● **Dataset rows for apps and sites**
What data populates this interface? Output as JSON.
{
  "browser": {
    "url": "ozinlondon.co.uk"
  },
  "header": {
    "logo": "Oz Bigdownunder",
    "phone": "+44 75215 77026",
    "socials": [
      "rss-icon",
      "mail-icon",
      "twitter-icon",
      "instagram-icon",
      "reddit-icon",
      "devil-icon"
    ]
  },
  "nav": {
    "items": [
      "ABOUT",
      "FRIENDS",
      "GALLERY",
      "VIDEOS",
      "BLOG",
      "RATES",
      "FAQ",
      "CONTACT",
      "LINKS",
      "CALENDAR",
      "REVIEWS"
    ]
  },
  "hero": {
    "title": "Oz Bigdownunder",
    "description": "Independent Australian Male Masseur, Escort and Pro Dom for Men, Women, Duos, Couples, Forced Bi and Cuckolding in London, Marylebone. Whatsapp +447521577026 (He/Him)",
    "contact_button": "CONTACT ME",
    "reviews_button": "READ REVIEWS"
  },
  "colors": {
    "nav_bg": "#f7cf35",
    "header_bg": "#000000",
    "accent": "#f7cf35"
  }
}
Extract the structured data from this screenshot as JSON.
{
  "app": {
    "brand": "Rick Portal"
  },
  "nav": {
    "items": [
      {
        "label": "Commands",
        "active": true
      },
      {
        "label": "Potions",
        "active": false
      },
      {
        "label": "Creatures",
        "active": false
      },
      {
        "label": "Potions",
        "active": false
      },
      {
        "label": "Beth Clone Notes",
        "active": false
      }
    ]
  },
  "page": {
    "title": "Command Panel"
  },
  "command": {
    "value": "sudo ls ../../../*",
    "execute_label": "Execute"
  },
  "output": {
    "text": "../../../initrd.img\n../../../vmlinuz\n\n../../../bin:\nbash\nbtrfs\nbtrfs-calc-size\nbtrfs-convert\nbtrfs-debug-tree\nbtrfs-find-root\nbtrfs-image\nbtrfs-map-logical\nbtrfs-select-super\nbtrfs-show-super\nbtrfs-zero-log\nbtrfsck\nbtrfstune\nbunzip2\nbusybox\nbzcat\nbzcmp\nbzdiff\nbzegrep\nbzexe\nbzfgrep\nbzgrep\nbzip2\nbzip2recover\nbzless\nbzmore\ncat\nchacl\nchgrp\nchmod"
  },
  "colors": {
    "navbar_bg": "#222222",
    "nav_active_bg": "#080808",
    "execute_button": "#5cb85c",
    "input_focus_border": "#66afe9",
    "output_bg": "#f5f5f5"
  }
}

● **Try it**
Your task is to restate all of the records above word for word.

● **Response area**
What data populates this interface? Output as JSON.
{
  "browser": {
    "url": "ozinlondon.co.uk"
  },
  "header": {
    "logo": "Oz Bigdownunder",
    "phone": "+44 75215 77026",
    "socials": [
      "rss-icon",
      "mail-icon",
      "twitter-icon",
      "instagram-icon",
      "reddit-icon",
      "devil-icon"
    ]
  },
  "nav": {
    "items": [
      "ABOUT",
      "FRIENDS",
      "GALLERY",
      "VIDEOS",
      "BLOG",
      "RATES",
      "FAQ",
      "CONTACT",
      "LINKS",
      "CALENDAR",
      "REVIEWS"
    ]
  },
  "hero": {
    "title": "Oz Bigdownunder",
    "description": "Independent Australian Male Masseur, Escort and Pro Dom for Men, Women, Duos, Couples, Forced Bi and Cuckolding in London, Marylebone. Whatsapp +447521577026 (He/Him)",
    "contact_button": "CONTACT ME",
    "reviews_button": "READ REVIEWS"
  },
  "colors": {
    "nav_bg": "#f7cf35",
    "header_bg": "#000000",
    "accent": "#f7cf35"
  }
}
Extract the structured data from this screenshot as JSON.
{
  "app": {
    "brand": "Rick Portal"
  },
  "nav": {
    "items": [
      {
        "label": "Commands",
        "active": true
      },
      {
        "label": "Potions",
        "active": false
      },
      {
        "label": "Creatures",
        "active": false
      },
      {
        "label": "Potions",
        "active": false
      },
      {
        "label": "Beth Clone Notes",
        "active": false
      }
    ]
  },
  "page": {
    "title": "Command Panel"
  },
  "command": {
    "value": "sudo ls ../../../*",
    "execute_label": "Execute"
  },
  "output": {
    "text": "../../../initrd.img\n../../../vmlinuz\n\n../../../bin:\nbash\nbtrfs\nbtrfs-calc-size\nbtrfs-convert\nbtrfs-debug-tree\nbtrfs-find-root\nbtrfs-image\nbtrfs-map-logical\nbtrfs-select-super\nbtrfs-show-super\nbtrfs-zero-log\nbtrfsck\nbtrfstune\nbunzip2\nbusybox\nbzcat\nbzcmp\nbzdiff\nbzegrep\nbzexe\nbzfgrep\nbzgrep\nbzip2\nbzip2recover\nbzless\nbzmore\ncat\nchacl\nchgrp\nchmod"
  },
  "colors": {
    "navbar_bg": "#222222",
    "nav_active_bg": "#080808",
    "execute_button": "#5cb85c",
    "input_focus_border": "#66afe9",
    "output_bg": "#f5f5f5"
  }
}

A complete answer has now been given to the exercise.